Where: 43 East 28th Street, New York, NY 10016
Crowd: Fashionable couples on their weekly date night
Vibe: Fine dining minus the fuss
Standout dish: Egg with watercress, fried quinoa and uni
Walk too quickly and you’re sure to miss Atoboy. That’s exactly what happens as I stride too briskly up 28th Street in Flatiron, past the restaurant’s barely-marked concrete facade. I double back, finally catching the slim wooden door and thin vertical sign.
After we're seated at a two-top near the front, our server Jane swings by with menus. She explains the concept: for $36 per person, you choose one dish from the three sections, plus a rice (white or for $2 extra, a seasonal special). The menu, crafted by chef Junghyun Park (one of South Korea's most accomplished exports), is inspired by banchan, the eclectic side dishes that come with every Korean meal where everything is meant to be shared. We already have our eye on one – a uni-topped steamed egg that my dining companion spotted on Instagram (naturally).

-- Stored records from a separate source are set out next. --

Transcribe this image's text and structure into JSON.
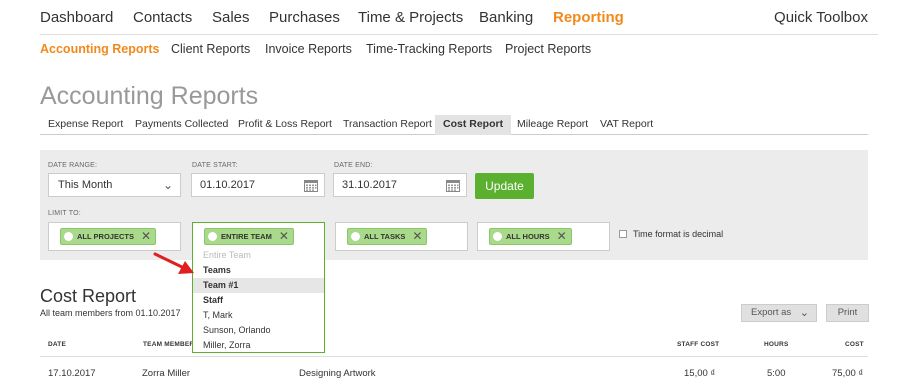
{
  "topnav": {
    "items": [
      "Dashboard",
      "Contacts",
      "Sales",
      "Purchases",
      "Time & Projects",
      "Banking",
      "Reporting"
    ],
    "active": "Reporting",
    "toolbox": "Quick Toolbox"
  },
  "subnav": {
    "items": [
      "Accounting Reports",
      "Client Reports",
      "Invoice Reports",
      "Time-Tracking Reports",
      "Project Reports"
    ],
    "active": "Accounting Reports"
  },
  "page_title": "Accounting Reports",
  "tabs": {
    "items": [
      "Expense Report",
      "Payments Collected",
      "Profit & Loss Report",
      "Transaction Report",
      "Cost Report",
      "Mileage Report",
      "VAT Report"
    ],
    "active": "Cost Report"
  },
  "filters": {
    "date_range_label": "DATE RANGE:",
    "date_range_value": "This Month",
    "date_start_label": "DATE START:",
    "date_start_value": "01.10.2017",
    "date_end_label": "DATE END:",
    "date_end_value": "31.10.2017",
    "update_label": "Update",
    "limit_label": "LIMIT TO:",
    "tags": [
      "ALL PROJECTS",
      "ENTIRE TEAM",
      "ALL TASKS",
      "ALL HOURS"
    ],
    "decimal_label": "Time format is decimal",
    "decimal_checked": false
  },
  "team_dropdown": {
    "placeholder": "Entire Team",
    "teams_header": "Teams",
    "selected": "Team #1",
    "staff_header": "Staff",
    "staff": [
      "T, Mark",
      "Sunson, Orlando",
      "Miller, Zorra"
    ]
  },
  "report": {
    "title": "Cost Report",
    "subtitle": "All team members from 01.10.2017",
    "export_label": "Export as",
    "print_label": "Print",
    "columns": [
      "DATE",
      "TEAM MEMBER",
      "STAFF COST",
      "HOURS",
      "COST"
    ],
    "rows": [
      {
        "date": "17.10.2017",
        "member": "Zorra Miller",
        "task": "Designing Artwork",
        "staff_cost": "15,00 ₫",
        "hours": "5:00",
        "cost": "75,00 ₫"
      }
    ]
  },
  "colors": {
    "accent": "#f08a1c",
    "green": "#5cb030",
    "tag_green": "#a9d98a",
    "arrow": "#e02020"
  }
}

It doesn’t take us long to come up with a game plan: six dishes total, plus two bowls of the seasonal mushroom rice. Our choices include two plates from the middle group – the steamed egg, plus a pork and shrimp-stuffed squid with salsa verde – and one from section three, the pork jowl.
Jane returns to take our order. “It’s $10 more for fresh California uni,” she informs us about the steamed egg. “Would you like to add it?” We nod in unison and are met with an approving look. Moments later, Ellia, who runs the restaurant with her husband chef Park, stops by. She’s incredibly sweet and enviably fashionable in a dark oversized sweatshirt, black jeans and tennis shoes. No wonder the restaurant, with its exposed concrete walls, gray wooden tables and copper accents, feels so perfectly industrial-chic.
Dishes arrive fast and our table is beginning to fill up, but it never feels cluttered. I look around and notice all the other tables, populated by a mix of couples and small groups, who aren’t overwhelmed by their growing spreads either. Good measuring on behalf of the Parks.
I turn my attention back to our food; the egg dish is finally here and we pass it around in an attempt to take our own Instagram-worthy shot before digging in. Chef Park put in time at Michelin-starred Korean restaurant Jungsik, and his skills are evident – the egg is exceedingly smooth with a boost of texture from watercress and fried quinoa. Topped with five silky slips of uni, it’s truly a heavenly bite. The egg disappears fast, as does the unctuous fatty pork jowl, which is paired with ssamjang-covered barley and a tangy lettuce salad.
We’re stuffed, but that doesn’t stop us from ordering dessert, a honey panna cotta and sujeonggwa granita. Finished with a golden crumble and pomegranate seeds, the panna cotta is more photogenic, but it’s the granita – inspired by a Korean cinnamon-ginger drink traditionally served at the end of a meal – that’s the standout. The icy flavored crystals are delish, and walnuts are added in for crunch. It’s a light, sophisticated end to an elegant meal. We'll be back for seconds soon.
Disclaimer: VIVA was a guest of Atoboy restaurant, however opinions and comments made by the writer remain unbiased and independent.